Climate change is reportedly changing male reptiles into females, and this may lead to an all-male reptile population--and eventually extinction.

Last year, it was reported by several media outlets that Central bearded dragons (Pogona vitticeps) are undergoing instant sex reversal because of the unusual high temperature that they are experiencing within their habitat.

According to the study published in the journal Nature, the Australian species demonstrated transitioning from genotypic to temperature-dependent sex determination.

After studying 131 wild-caught bearded dragons in Queensland province, the researchers found that 11 of them were female who are able to produce offspring but had the ZZ chromosomes of a genetic male.

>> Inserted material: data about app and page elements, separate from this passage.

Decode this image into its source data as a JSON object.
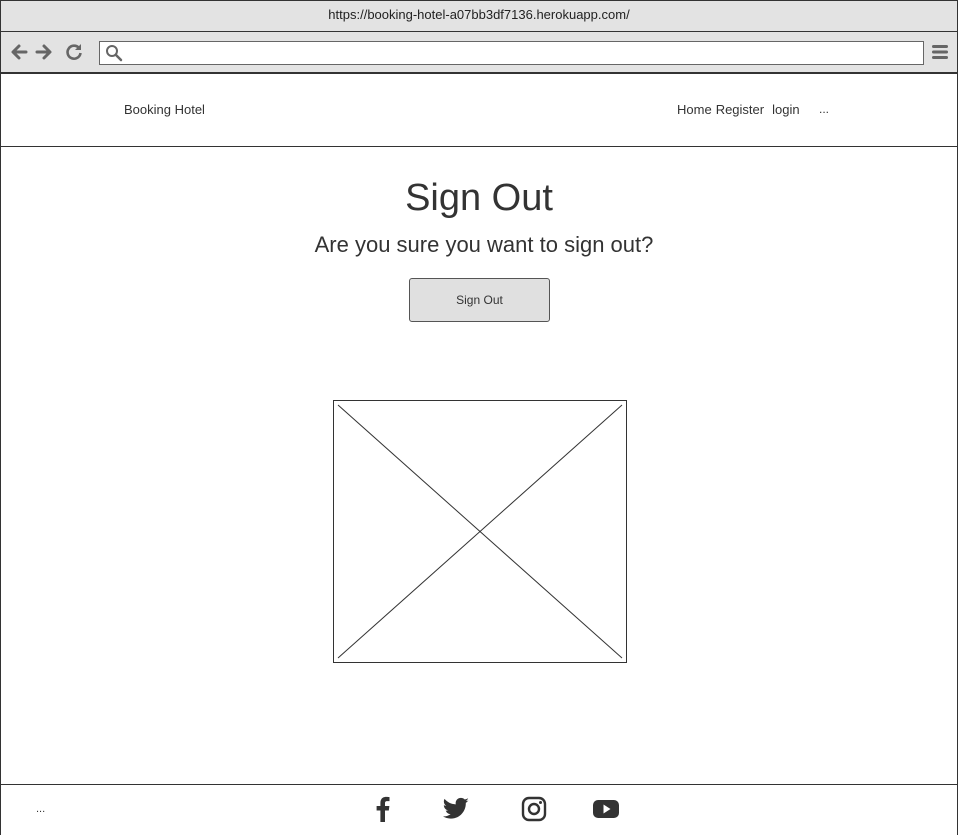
{
  "browser": {
    "url": "https://booking-hotel-a07bb3df7136.herokuapp.com/",
    "search_value": "",
    "icons": [
      "back-arrow-icon",
      "forward-arrow-icon",
      "reload-icon",
      "search-icon",
      "hamburger-menu-icon"
    ]
  },
  "navbar": {
    "brand": "Booking Hotel",
    "links": [
      "Home",
      "Register",
      "login"
    ],
    "more": "..."
  },
  "main": {
    "title": "Sign Out",
    "subtitle": "Are you sure you want to sign out?",
    "button_label": "Sign Out",
    "image_placeholder": "image-placeholder"
  },
  "footer": {
    "dots": "...",
    "social": [
      "facebook-icon",
      "twitter-icon",
      "instagram-icon",
      "youtube-icon"
    ]
  },
  "colors": {
    "chrome": "#e3e3e3",
    "border": "#333333",
    "button": "#e0e0e0",
    "text": "#333333"
  }
}
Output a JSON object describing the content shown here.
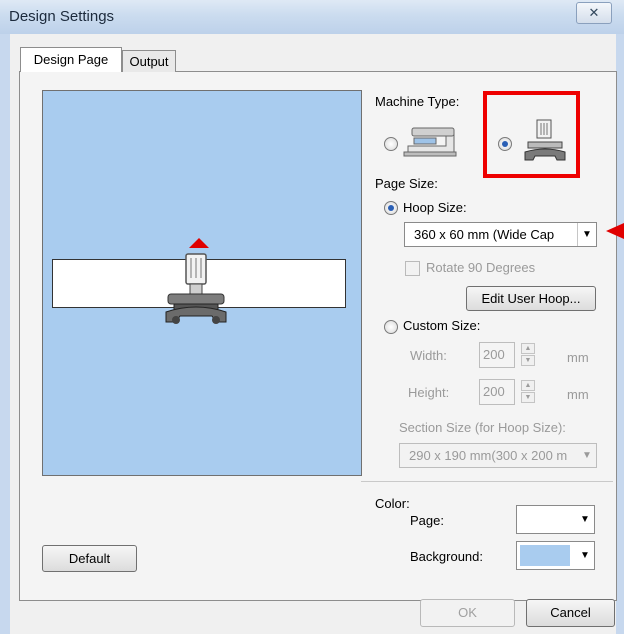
{
  "window": {
    "title": "Design Settings",
    "close_glyph": "✕"
  },
  "tabs": [
    {
      "label": "Design Page"
    },
    {
      "label": "Output"
    }
  ],
  "machine_type": {
    "label": "Machine Type:",
    "options": [
      "embroidery-sewing-machine-icon",
      "cap-embroidery-machine-icon"
    ],
    "selected": 1
  },
  "page_size": {
    "label": "Page Size:",
    "hoop_size_label": "Hoop Size:",
    "hoop_value": "360 x  60 mm (Wide Cap",
    "rotate_label": "Rotate 90 Degrees",
    "edit_hoop_label": "Edit User Hoop...",
    "custom_size_label": "Custom Size:",
    "width_label": "Width:",
    "width_value": "200",
    "height_label": "Height:",
    "height_value": "200",
    "unit": "mm",
    "section_label": "Section Size (for Hoop Size):",
    "section_value": "290 x 190 mm(300 x 200 m"
  },
  "color": {
    "label": "Color:",
    "page_label": "Page:",
    "page_color": "#ffffff",
    "background_label": "Background:",
    "background_color": "#a9ccef"
  },
  "buttons": {
    "default": "Default",
    "ok": "OK",
    "cancel": "Cancel"
  },
  "accent": {
    "highlight": "#ee0000"
  }
}
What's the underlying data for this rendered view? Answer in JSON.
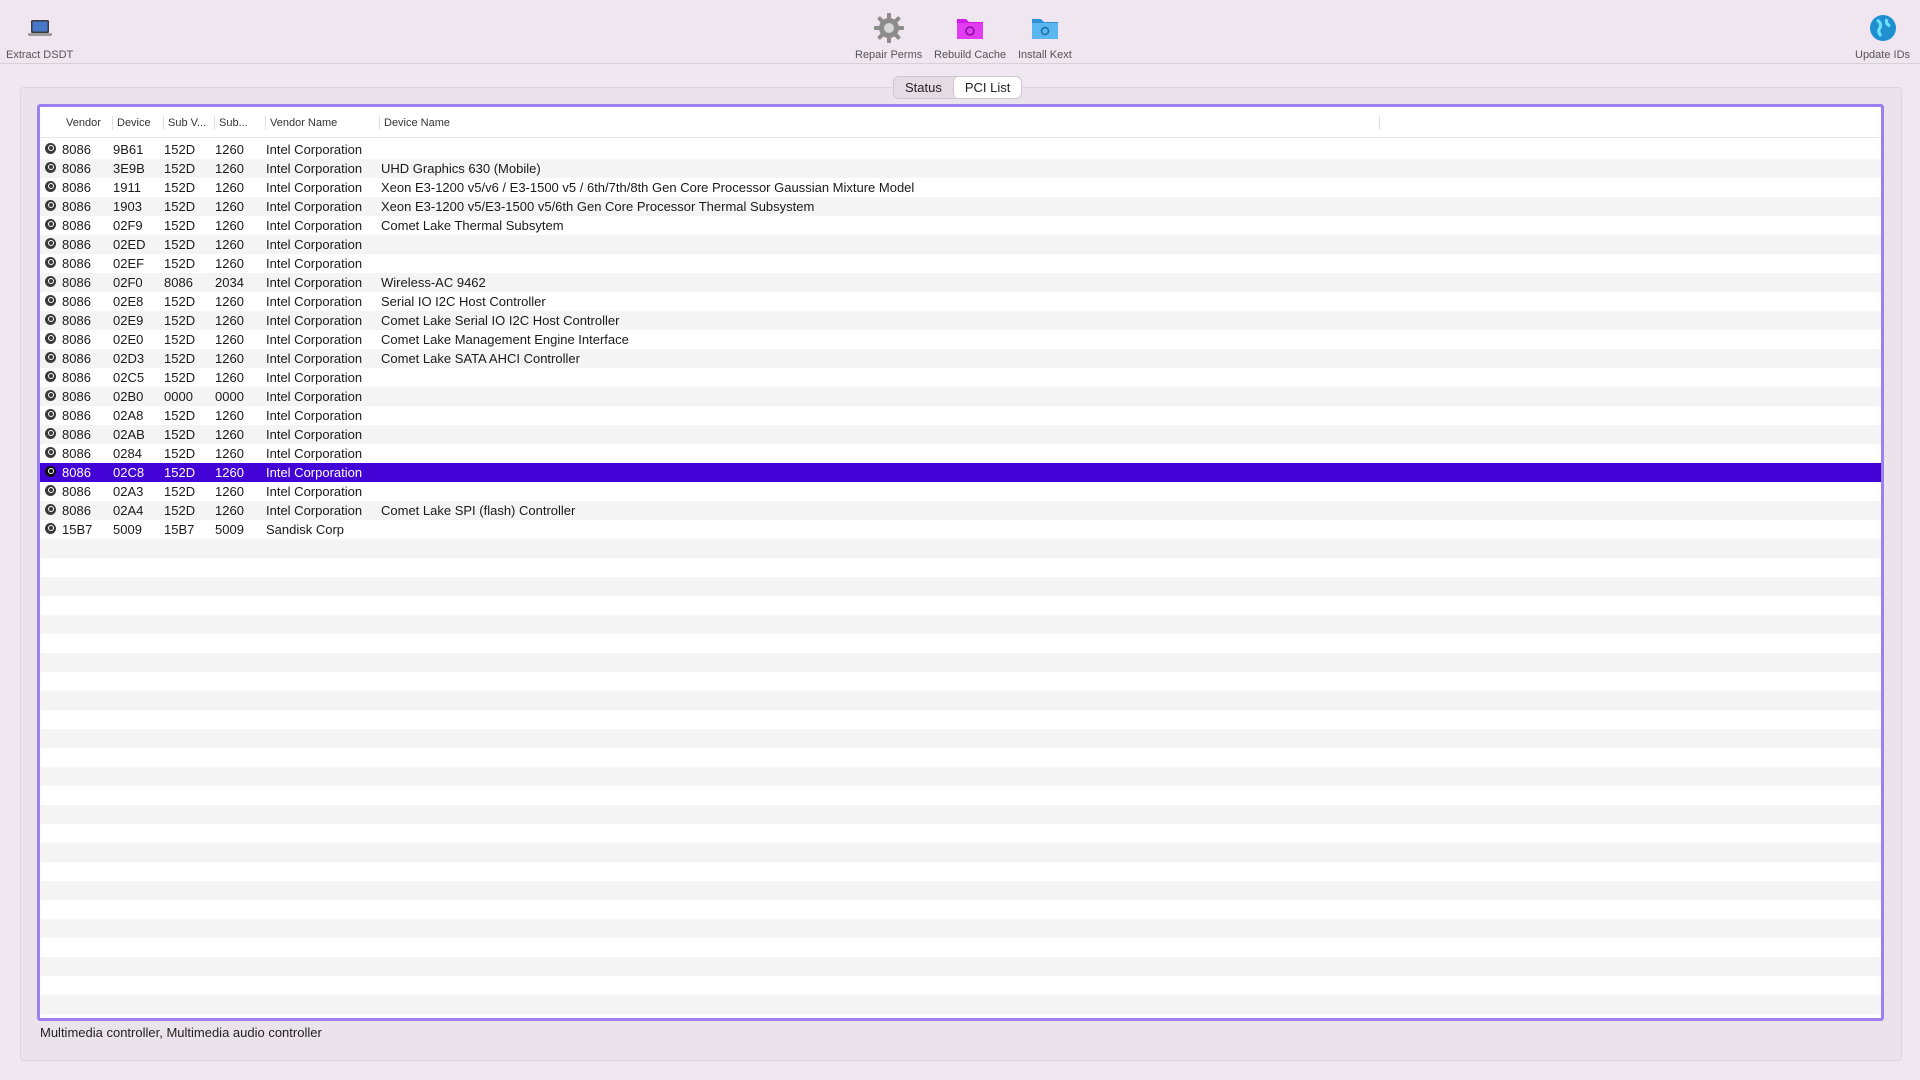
{
  "toolbar": {
    "extract_dsdt": "Extract DSDT",
    "repair_perms": "Repair Perms",
    "rebuild_cache": "Rebuild Cache",
    "install_kext": "Install Kext",
    "update_ids": "Update IDs"
  },
  "tabs": [
    "Status",
    "PCI List"
  ],
  "active_tab": "PCI List",
  "columns": [
    "Vendor",
    "Device",
    "Sub V...",
    "Sub...",
    "Vendor Name",
    "Device Name"
  ],
  "rows": [
    [
      "8086",
      "9B61",
      "152D",
      "1260",
      "Intel Corporation",
      ""
    ],
    [
      "8086",
      "3E9B",
      "152D",
      "1260",
      "Intel Corporation",
      "UHD Graphics 630 (Mobile)"
    ],
    [
      "8086",
      "1911",
      "152D",
      "1260",
      "Intel Corporation",
      "Xeon E3-1200 v5/v6 / E3-1500 v5 / 6th/7th/8th Gen Core Processor Gaussian Mixture Model"
    ],
    [
      "8086",
      "1903",
      "152D",
      "1260",
      "Intel Corporation",
      "Xeon E3-1200 v5/E3-1500 v5/6th Gen Core Processor Thermal Subsystem"
    ],
    [
      "8086",
      "02F9",
      "152D",
      "1260",
      "Intel Corporation",
      "Comet Lake Thermal Subsytem"
    ],
    [
      "8086",
      "02ED",
      "152D",
      "1260",
      "Intel Corporation",
      ""
    ],
    [
      "8086",
      "02EF",
      "152D",
      "1260",
      "Intel Corporation",
      ""
    ],
    [
      "8086",
      "02F0",
      "8086",
      "2034",
      "Intel Corporation",
      "Wireless-AC 9462"
    ],
    [
      "8086",
      "02E8",
      "152D",
      "1260",
      "Intel Corporation",
      "Serial IO I2C Host Controller"
    ],
    [
      "8086",
      "02E9",
      "152D",
      "1260",
      "Intel Corporation",
      "Comet Lake Serial IO I2C Host Controller"
    ],
    [
      "8086",
      "02E0",
      "152D",
      "1260",
      "Intel Corporation",
      "Comet Lake Management Engine Interface"
    ],
    [
      "8086",
      "02D3",
      "152D",
      "1260",
      "Intel Corporation",
      "Comet Lake SATA AHCI Controller"
    ],
    [
      "8086",
      "02C5",
      "152D",
      "1260",
      "Intel Corporation",
      ""
    ],
    [
      "8086",
      "02B0",
      "0000",
      "0000",
      "Intel Corporation",
      ""
    ],
    [
      "8086",
      "02A8",
      "152D",
      "1260",
      "Intel Corporation",
      ""
    ],
    [
      "8086",
      "02AB",
      "152D",
      "1260",
      "Intel Corporation",
      ""
    ],
    [
      "8086",
      "0284",
      "152D",
      "1260",
      "Intel Corporation",
      ""
    ],
    [
      "8086",
      "02C8",
      "152D",
      "1260",
      "Intel Corporation",
      ""
    ],
    [
      "8086",
      "02A3",
      "152D",
      "1260",
      "Intel Corporation",
      ""
    ],
    [
      "8086",
      "02A4",
      "152D",
      "1260",
      "Intel Corporation",
      "Comet Lake SPI (flash) Controller"
    ],
    [
      "15B7",
      "5009",
      "15B7",
      "5009",
      "Sandisk Corp",
      ""
    ]
  ],
  "selected_row": 17,
  "status_text": "Multimedia controller, Multimedia audio controller",
  "colors": {
    "selection": "#4303d6",
    "focus_ring": "#9c7ff0",
    "rebuild_cache_icon": "#d21be6",
    "install_kext_icon": "#3aa6e8"
  },
  "icons": {
    "extract_dsdt": "laptop-icon",
    "repair_perms": "gear-icon",
    "rebuild_cache": "folder-gear-icon",
    "install_kext": "folder-kext-icon",
    "update_ids": "globe-icon",
    "row": "pci-device-icon"
  }
}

"Most mechanistic models of transitions invoke a role for sex reversal. Sex reversal has not yet been demonstrated in nature for any amniote, although it occurs in fish and rarely in amphibians," the study said.

Some reptiles use temperature as means to determine sex. Daily Mail said Central bearded dragons had their gender based on chromosomes, until the recent study found out otherwise.

As explained by ABC News, male bearded dragons usually have two Z chromosomes and females usually have a Z and a W chromosome. At lower temperatures, the female determines the sex of her offspring by passing on either a Z or a W chromosome.

In addition to switching sex, the study also found out that the sex-reversed females were able to give birth and are actually more fertile than those who came out as normal females . The findings can lead to having an all-male reptile population, thus threatening the number of the species.

"They're throwing away the equivalent of the Y, which we call the W, chromosome," co-author Arthur Georges, chief scientist for the Institute for Applied Ecology at the University of Canberra told The Associated Press.

"If the climate warms not much more at all, the percentage of sex reversal will increase and the W chromosome will be lost from the population," he added.